What you need to do:
The answer must be every line of the data that holds the word "summary".

Source data section start

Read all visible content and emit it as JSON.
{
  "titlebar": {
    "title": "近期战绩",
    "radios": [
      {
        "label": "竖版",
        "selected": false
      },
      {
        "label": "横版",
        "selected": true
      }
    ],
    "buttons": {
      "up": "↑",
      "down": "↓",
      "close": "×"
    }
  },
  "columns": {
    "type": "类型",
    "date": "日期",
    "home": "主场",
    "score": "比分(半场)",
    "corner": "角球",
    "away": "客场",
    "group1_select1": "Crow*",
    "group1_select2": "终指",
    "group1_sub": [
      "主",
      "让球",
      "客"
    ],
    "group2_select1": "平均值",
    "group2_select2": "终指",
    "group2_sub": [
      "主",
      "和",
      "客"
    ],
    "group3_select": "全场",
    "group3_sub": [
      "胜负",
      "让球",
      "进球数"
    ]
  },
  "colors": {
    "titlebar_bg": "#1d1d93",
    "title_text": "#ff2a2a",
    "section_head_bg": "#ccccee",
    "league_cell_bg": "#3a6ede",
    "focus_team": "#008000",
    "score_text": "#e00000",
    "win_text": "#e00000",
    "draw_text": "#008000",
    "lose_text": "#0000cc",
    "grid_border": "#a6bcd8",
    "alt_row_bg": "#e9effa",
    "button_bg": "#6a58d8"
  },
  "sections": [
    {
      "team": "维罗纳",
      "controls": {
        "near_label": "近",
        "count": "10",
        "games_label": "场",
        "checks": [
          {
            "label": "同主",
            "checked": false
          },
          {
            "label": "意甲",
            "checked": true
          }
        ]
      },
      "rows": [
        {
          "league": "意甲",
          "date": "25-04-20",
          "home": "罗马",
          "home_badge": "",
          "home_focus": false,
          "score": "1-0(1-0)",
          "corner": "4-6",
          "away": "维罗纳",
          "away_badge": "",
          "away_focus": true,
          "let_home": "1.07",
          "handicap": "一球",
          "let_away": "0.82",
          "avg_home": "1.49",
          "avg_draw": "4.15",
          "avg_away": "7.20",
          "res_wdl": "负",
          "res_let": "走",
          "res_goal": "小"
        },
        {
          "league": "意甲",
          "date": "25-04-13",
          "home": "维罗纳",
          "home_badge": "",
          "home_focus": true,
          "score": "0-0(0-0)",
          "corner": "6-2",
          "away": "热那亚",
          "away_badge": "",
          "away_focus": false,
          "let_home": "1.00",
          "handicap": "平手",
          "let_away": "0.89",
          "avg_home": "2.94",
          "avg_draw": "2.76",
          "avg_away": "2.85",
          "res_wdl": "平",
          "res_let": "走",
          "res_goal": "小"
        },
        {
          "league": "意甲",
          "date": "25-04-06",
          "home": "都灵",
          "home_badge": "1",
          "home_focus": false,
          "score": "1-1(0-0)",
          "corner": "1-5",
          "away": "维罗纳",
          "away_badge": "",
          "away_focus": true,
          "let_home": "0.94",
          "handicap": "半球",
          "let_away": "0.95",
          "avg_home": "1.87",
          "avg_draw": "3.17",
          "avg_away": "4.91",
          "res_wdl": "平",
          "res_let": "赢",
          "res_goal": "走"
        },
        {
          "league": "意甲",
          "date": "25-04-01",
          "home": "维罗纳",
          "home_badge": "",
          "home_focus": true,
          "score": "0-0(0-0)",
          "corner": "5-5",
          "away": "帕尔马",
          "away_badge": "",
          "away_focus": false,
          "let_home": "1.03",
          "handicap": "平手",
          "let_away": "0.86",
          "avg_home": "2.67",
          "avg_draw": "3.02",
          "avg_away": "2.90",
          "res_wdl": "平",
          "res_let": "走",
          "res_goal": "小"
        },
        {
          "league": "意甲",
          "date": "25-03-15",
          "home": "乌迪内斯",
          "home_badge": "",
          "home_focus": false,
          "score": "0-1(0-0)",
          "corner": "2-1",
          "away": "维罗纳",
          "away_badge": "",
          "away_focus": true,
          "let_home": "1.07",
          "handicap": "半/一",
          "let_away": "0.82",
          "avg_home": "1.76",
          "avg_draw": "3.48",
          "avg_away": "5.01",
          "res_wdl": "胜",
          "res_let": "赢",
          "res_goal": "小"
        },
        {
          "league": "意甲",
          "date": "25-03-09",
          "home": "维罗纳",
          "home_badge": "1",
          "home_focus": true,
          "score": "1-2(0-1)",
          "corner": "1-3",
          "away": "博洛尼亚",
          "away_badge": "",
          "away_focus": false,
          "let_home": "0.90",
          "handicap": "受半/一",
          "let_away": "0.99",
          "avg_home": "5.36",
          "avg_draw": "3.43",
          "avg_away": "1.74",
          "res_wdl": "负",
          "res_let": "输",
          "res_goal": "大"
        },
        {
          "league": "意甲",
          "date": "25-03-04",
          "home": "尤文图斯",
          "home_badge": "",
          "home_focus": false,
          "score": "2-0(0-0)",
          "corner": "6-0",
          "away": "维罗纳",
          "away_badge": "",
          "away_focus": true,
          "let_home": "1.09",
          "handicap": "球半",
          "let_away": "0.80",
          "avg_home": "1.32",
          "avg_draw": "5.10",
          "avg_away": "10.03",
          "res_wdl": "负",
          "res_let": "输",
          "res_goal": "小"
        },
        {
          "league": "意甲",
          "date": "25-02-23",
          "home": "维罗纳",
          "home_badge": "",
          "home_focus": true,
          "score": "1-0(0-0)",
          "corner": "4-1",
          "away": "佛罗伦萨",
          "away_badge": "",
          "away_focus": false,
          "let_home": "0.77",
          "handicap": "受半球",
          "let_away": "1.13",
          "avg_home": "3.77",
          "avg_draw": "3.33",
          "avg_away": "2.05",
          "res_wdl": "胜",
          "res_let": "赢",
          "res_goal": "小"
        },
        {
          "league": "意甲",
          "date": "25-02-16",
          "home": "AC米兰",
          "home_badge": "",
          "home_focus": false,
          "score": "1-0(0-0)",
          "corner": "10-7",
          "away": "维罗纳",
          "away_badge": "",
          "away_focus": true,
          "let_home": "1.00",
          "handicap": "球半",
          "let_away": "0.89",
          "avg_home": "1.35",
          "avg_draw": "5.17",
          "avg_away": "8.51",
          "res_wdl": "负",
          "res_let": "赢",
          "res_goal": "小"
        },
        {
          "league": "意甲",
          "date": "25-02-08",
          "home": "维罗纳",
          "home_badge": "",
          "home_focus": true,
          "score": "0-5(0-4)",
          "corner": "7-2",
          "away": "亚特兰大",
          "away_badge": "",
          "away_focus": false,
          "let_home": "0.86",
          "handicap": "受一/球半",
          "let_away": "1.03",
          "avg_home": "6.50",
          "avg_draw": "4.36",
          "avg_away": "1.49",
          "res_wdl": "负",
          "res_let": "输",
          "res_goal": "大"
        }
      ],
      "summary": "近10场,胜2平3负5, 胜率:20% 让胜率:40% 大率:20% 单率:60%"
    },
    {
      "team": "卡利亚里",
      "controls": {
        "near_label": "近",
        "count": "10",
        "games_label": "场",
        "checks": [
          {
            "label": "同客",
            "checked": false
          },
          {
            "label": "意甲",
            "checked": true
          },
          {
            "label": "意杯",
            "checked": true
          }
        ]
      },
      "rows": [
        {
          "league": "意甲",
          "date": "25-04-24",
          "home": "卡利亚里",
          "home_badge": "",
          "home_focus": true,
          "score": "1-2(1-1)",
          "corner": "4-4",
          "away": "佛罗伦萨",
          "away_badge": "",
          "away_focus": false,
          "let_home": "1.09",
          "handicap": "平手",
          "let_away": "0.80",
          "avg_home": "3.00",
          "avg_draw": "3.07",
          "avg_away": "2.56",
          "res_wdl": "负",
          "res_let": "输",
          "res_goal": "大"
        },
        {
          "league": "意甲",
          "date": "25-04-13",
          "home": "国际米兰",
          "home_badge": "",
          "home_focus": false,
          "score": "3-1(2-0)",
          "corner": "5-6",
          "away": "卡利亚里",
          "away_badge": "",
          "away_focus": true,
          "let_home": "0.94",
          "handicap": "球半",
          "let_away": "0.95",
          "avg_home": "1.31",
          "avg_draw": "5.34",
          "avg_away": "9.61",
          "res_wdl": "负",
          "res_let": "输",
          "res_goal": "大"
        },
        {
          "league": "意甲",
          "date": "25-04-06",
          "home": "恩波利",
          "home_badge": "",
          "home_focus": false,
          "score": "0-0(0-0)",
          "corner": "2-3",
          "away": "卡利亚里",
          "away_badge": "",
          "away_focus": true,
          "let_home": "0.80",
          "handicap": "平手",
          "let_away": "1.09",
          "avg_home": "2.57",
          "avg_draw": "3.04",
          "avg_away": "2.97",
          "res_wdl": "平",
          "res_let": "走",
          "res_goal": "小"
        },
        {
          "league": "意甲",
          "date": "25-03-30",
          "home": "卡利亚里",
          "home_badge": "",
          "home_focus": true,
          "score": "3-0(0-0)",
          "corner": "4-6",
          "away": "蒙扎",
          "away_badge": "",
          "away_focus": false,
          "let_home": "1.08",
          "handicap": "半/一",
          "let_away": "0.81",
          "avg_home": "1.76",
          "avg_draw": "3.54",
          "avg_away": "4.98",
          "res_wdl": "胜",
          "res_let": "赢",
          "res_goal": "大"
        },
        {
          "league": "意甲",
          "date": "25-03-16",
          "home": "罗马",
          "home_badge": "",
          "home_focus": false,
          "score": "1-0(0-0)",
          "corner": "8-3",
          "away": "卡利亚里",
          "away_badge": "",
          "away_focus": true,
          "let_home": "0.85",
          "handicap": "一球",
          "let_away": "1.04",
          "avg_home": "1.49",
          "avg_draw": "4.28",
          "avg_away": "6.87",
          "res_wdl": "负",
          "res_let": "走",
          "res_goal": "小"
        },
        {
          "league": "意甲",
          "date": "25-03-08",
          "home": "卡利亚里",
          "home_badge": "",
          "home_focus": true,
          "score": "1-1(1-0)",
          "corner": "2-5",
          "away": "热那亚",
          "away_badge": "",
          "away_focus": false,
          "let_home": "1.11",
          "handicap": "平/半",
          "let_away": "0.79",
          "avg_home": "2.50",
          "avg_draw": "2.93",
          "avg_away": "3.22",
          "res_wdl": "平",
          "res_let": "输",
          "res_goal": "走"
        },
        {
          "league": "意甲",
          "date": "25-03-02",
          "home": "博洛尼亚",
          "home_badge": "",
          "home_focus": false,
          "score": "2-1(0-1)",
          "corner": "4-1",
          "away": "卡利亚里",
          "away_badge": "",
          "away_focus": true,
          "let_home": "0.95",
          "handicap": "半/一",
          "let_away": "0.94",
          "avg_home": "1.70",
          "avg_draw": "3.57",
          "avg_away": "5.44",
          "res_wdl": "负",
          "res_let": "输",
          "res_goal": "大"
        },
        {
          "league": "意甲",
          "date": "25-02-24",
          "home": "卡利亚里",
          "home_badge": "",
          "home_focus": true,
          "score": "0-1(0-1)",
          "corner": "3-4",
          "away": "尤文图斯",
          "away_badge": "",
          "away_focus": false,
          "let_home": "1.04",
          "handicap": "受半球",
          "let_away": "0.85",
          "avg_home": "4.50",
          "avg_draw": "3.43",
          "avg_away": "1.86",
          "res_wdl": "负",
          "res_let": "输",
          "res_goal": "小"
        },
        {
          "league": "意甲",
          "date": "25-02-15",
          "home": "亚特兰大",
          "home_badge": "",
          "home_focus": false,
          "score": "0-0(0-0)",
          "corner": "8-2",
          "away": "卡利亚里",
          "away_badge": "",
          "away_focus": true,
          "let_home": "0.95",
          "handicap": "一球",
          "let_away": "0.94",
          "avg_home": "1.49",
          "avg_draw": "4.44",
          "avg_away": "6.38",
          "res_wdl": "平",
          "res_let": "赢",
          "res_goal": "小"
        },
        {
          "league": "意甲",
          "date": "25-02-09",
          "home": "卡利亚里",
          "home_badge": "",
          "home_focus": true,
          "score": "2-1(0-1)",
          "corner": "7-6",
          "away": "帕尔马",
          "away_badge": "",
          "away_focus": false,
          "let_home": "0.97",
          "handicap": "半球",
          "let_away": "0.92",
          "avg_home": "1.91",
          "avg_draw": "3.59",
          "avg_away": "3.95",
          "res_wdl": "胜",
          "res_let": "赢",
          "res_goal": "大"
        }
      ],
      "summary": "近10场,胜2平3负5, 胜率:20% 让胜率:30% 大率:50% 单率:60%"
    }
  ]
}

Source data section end

Answer for the task:
      "summary": "近10场,胜2平3负5, 胜率:20% 让胜率:40% 大率:20% 单率:60%"
      "summary": "近10场,胜2平3负5, 胜率:20% 让胜率:30% 大率:50% 单率:60%"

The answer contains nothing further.